The suspect squeezed the trigger, but had left the weapon on safe.
Tippit and his partner both drew and fired. Together they put seven rounds into the suspect, killing him before he could recover from his mental misstep.
Tippit later confided to a fellow officer that the muzzle of that small caliber weapon “looked like a stove pipe!”
A Last Kiss Goodbye
On November 22, 1963 the entire city of Dallas was buzzing about the visit of President John F. Kennedy. Tippit checked in at 0730 hours at the Oak Hill substation to begin his patrol shift. He was a little disappointed that he would not see President Kennedy — his assigned patrol area was five miles from downtown Dallas, where the President would be making his rounds.
Officer Tippit’s shift was initially uneventful. He was even able to stop home for lunch. His wife Marie made him a tuna sandwich and fried potatoes. After that lunch Tippit kissed Marie goodbye and went back out on patrol.
Neither of them realized this would be their last kiss shared in this world.
President Kennedy Has Been Shot
At 1230 hours President Kennedy was shot. Tippit — who was far from the chaos — was unable to help in any way other than to diligently begin a search of his area after a description of the assassin was broadcast.
At 1314 hours, Tippit spotted a nervous young man near 10th and Patton in the Oak Cliff section of Dallas who matched the description of the suspect. Officer Tippit pulled alongside to take a closer look.
After talking to him briefly at the window of the patrol car the man was directed to the front of the squad and Tippit exited to continue his investigation.
As Officer Tippit approached, the man suddenly drew a .38 caliber revolver and shot Tippit three times in the chest at close range. After Tippit fell, the suspect — Lee Harvey Oswald — placed the muzzle of his weapon next to the wounded officer’s temple and fired.
Oswald fled, and a citizen called in the assault by using Tippit’s radio.
Minutes later, Dallas officers converged on a theatre the killer had ducked into after seeing the approach of officers.
Oswald was apprehended after a fierce struggle and arrested for the murder of Officer Tippit.
Tippit’s instincts were proven to be correct. Lee Harvey Oswald was, indeed, the man who shot President John F. Kennedy.
More Than a Footnote

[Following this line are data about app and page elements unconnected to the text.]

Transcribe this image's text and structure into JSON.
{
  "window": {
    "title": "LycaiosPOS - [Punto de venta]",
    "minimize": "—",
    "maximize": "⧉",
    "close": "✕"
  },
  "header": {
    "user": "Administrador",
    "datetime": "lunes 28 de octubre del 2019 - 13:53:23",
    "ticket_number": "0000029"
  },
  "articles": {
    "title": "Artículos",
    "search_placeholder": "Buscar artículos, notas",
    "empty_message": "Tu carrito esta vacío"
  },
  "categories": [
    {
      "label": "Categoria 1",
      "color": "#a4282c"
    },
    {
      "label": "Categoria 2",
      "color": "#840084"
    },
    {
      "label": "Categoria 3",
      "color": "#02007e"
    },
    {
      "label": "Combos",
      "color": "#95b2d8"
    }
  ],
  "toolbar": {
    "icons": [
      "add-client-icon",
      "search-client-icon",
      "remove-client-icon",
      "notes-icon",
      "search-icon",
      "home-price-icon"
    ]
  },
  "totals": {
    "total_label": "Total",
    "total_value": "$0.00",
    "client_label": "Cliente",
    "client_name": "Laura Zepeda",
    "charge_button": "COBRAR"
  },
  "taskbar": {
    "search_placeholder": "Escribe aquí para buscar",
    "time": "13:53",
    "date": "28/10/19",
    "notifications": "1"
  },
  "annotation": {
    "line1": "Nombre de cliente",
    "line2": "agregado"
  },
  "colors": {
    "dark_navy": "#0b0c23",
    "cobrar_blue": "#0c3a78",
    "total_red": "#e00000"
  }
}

This fallen hero was much more than a footnote in history. Throughout his life J. D. Tippet repeatedly as well as voluntarily put himself in harm’s way. As a soldier he parachuted into Nazi Germany to help end the war. As a police officer he initiated the action that not only cost him his life, but also ultimately led to the apprehension of a presidential assassin.

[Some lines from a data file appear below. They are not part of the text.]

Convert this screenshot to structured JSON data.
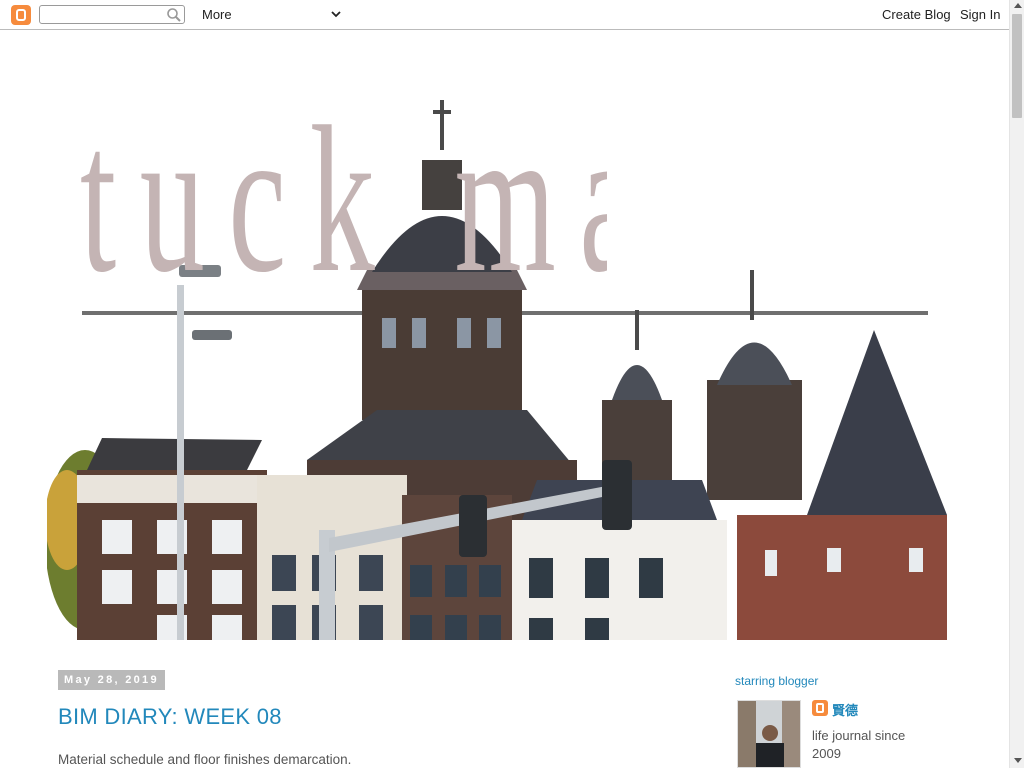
{
  "navbar": {
    "logo_icon": "blogger-logo-icon",
    "search_icon": "search-icon",
    "more_label": "More",
    "more_icon": "chevron-down-icon",
    "create_blog_label": "Create Blog",
    "sign_in_label": "Sign In"
  },
  "header": {
    "title": "tuck made"
  },
  "post": {
    "date": "May 28, 2019",
    "title": "BIM DIARY: WEEK 08",
    "excerpt": "Material schedule and floor finishes demarcation."
  },
  "sidebar": {
    "widget_title": "starring blogger",
    "profile_name": "賢德",
    "profile_about": "life journal since 2009",
    "profile_icon": "blogger-logo-icon"
  },
  "colors": {
    "link": "#2288bb",
    "blogger_orange": "#f68b3d",
    "title_mauve": "#c4b4b4",
    "date_bg": "#b9b9b9"
  }
}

Officer J.D. Tippit was a perfect example of the “Greatest Generation” — a generation of Americans whose epic stories of victory, valor, and sacrifice are destined to echo throughout history, eternally undiminished like “Thunder from Heaven.”